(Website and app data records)

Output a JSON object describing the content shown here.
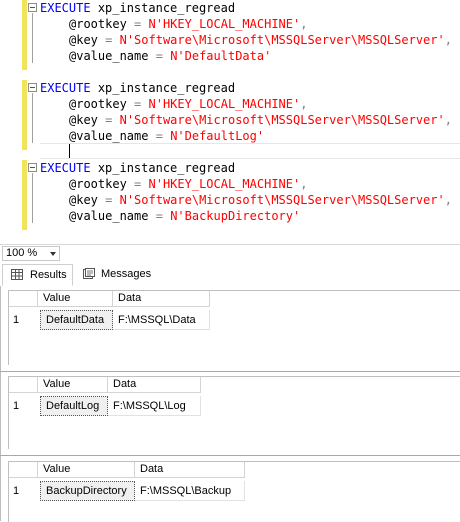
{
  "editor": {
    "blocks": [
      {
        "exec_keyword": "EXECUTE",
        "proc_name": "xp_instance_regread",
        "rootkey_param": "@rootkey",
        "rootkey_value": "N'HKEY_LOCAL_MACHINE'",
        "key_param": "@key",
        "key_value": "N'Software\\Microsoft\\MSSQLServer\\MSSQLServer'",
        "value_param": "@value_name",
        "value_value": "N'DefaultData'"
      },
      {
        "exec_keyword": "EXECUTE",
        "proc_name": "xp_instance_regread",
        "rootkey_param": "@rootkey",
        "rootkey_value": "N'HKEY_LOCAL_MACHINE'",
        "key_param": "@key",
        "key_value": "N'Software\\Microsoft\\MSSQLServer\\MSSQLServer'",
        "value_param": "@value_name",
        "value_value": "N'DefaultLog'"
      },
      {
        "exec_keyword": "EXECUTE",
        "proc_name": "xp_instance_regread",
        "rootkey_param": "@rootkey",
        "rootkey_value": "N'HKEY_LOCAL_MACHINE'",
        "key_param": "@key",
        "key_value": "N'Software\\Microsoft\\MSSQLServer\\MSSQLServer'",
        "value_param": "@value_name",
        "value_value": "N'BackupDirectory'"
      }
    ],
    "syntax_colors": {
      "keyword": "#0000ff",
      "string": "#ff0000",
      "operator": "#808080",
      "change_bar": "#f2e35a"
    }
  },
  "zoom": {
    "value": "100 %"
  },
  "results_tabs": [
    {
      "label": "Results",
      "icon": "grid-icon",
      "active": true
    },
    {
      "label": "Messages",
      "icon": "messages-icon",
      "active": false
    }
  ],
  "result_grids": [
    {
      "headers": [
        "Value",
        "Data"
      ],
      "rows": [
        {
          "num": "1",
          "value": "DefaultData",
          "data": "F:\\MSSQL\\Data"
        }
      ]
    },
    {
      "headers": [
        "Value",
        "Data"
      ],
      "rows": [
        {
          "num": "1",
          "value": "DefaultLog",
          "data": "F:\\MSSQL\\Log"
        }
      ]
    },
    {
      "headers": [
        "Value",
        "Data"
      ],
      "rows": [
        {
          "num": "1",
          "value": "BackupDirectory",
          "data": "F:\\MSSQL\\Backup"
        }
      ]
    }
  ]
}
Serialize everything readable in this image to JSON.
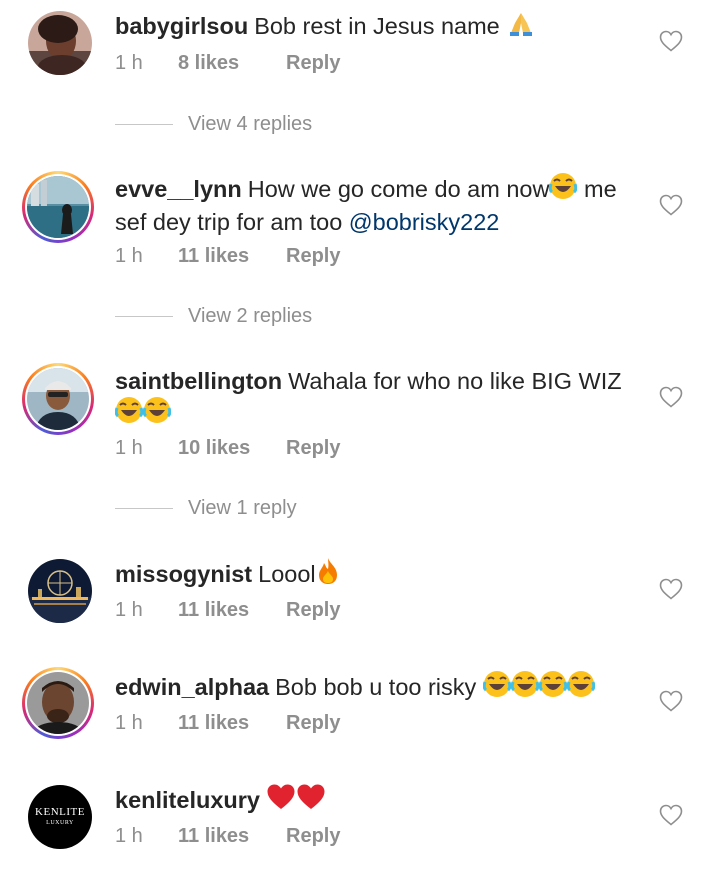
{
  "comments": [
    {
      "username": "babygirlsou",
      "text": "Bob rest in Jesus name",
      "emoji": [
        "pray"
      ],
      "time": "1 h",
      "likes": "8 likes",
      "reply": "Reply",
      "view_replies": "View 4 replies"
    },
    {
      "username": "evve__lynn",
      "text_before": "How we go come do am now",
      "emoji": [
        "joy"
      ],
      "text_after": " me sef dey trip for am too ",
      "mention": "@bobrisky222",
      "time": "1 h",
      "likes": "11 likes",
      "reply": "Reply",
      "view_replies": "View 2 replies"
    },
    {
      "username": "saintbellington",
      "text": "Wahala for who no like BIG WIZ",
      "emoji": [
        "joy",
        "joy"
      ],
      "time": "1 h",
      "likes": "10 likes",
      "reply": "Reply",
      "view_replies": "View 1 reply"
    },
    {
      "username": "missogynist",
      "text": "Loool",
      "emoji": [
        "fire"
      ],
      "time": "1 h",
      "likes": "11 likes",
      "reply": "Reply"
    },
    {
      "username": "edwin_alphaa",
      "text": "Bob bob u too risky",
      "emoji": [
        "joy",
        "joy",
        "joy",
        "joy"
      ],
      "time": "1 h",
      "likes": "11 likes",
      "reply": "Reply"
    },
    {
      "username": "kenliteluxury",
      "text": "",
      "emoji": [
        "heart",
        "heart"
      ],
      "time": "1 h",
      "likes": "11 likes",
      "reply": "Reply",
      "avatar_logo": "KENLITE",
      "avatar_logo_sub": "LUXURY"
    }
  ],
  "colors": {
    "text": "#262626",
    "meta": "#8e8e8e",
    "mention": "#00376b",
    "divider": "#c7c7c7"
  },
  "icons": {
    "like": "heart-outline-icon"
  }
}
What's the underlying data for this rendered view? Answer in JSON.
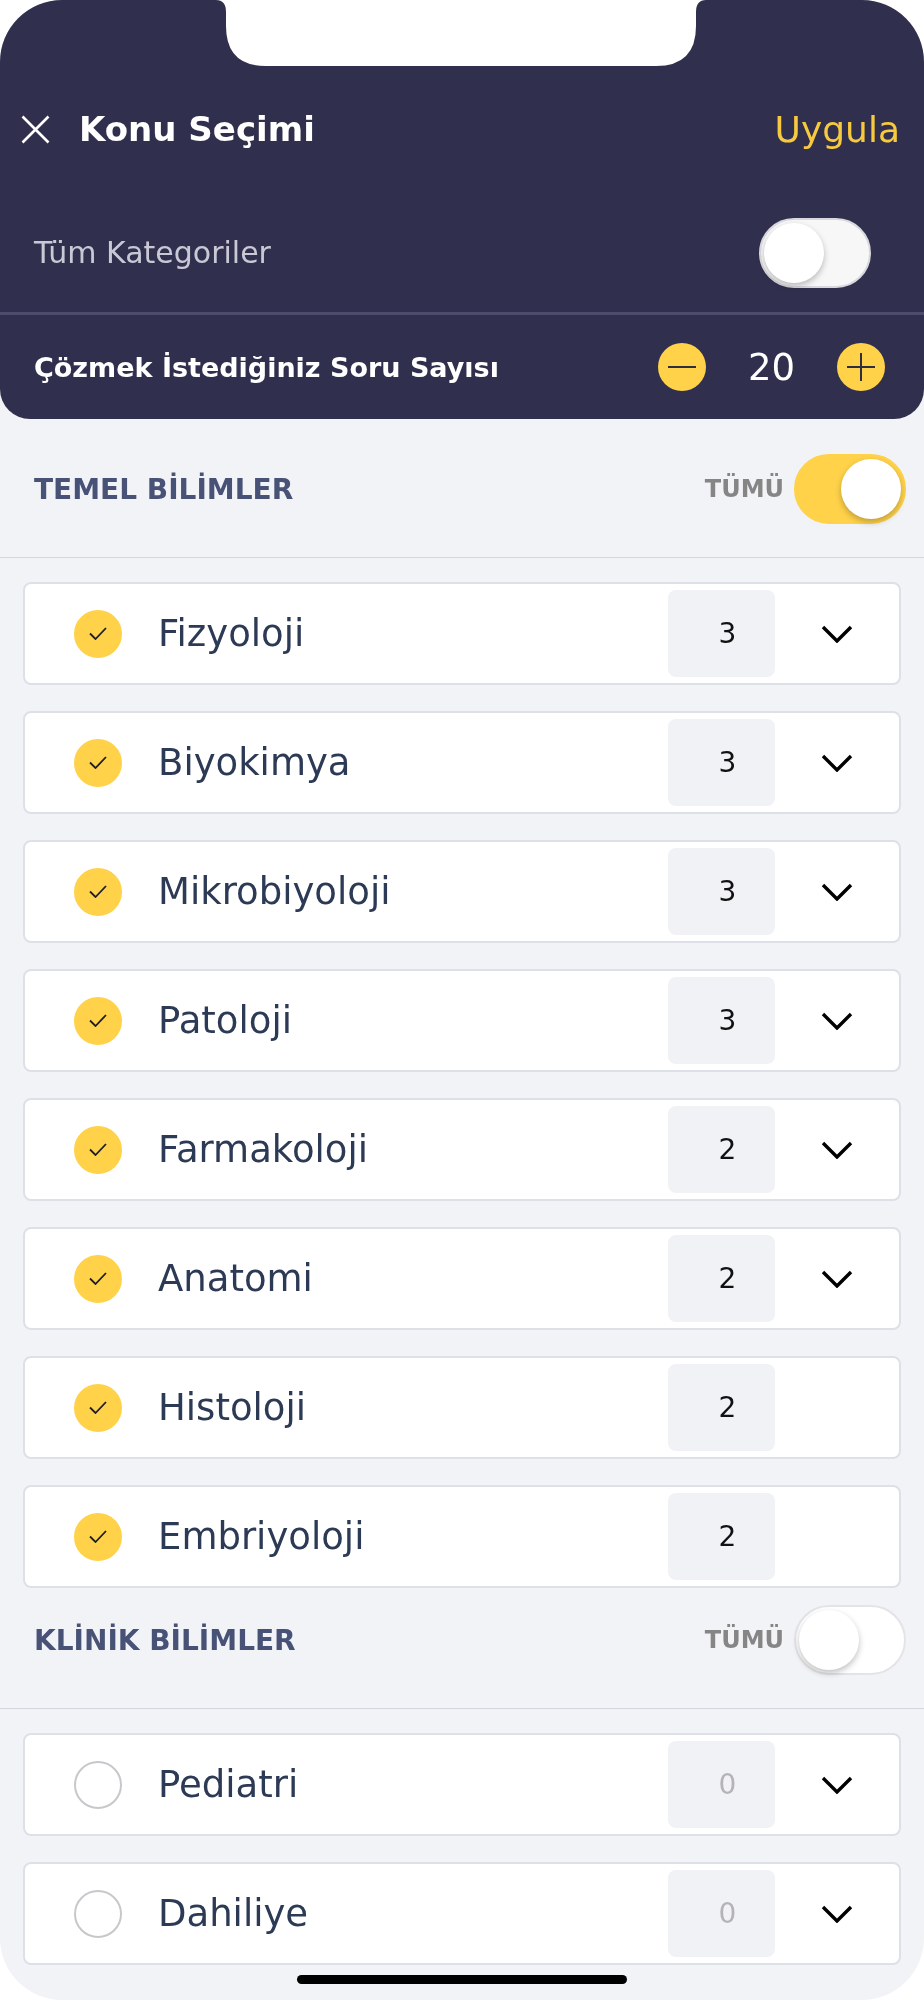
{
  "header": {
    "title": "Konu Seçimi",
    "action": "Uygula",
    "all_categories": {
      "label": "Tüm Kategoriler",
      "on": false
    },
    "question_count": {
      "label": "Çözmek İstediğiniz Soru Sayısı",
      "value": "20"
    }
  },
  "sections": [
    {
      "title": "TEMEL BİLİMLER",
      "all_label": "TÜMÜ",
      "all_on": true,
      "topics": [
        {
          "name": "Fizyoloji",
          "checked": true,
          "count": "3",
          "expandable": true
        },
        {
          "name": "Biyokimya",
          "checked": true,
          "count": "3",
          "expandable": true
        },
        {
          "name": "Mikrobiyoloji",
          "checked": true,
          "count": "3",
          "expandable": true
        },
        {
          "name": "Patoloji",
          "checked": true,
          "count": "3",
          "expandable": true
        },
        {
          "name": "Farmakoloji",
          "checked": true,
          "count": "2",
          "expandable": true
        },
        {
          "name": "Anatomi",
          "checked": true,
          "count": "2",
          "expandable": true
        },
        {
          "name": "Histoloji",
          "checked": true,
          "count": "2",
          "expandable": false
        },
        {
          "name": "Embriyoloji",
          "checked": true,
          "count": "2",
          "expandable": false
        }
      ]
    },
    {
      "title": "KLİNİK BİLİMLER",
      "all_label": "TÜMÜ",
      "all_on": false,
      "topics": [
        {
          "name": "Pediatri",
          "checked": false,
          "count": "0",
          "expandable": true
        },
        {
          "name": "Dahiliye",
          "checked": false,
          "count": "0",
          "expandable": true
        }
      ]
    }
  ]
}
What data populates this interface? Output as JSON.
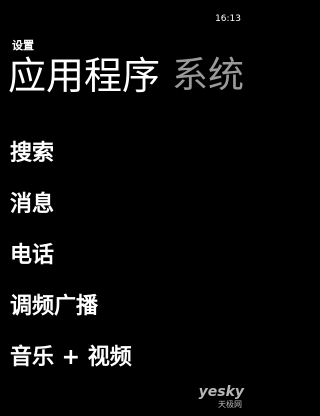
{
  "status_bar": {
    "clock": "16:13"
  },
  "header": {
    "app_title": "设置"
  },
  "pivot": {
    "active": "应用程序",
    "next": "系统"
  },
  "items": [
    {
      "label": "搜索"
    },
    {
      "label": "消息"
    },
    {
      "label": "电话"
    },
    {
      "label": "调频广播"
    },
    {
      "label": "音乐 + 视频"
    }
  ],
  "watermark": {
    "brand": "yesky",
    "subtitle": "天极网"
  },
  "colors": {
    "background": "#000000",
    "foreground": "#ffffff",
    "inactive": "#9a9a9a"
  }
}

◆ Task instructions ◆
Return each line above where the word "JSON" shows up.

◆ Response area ◆
Output a JSON object describing the content shown here.
Serialize everything readable in this image to JSON.
What's the underlying data for this rendered view? Answer in JSON.
What data populates this interface? Output as JSON.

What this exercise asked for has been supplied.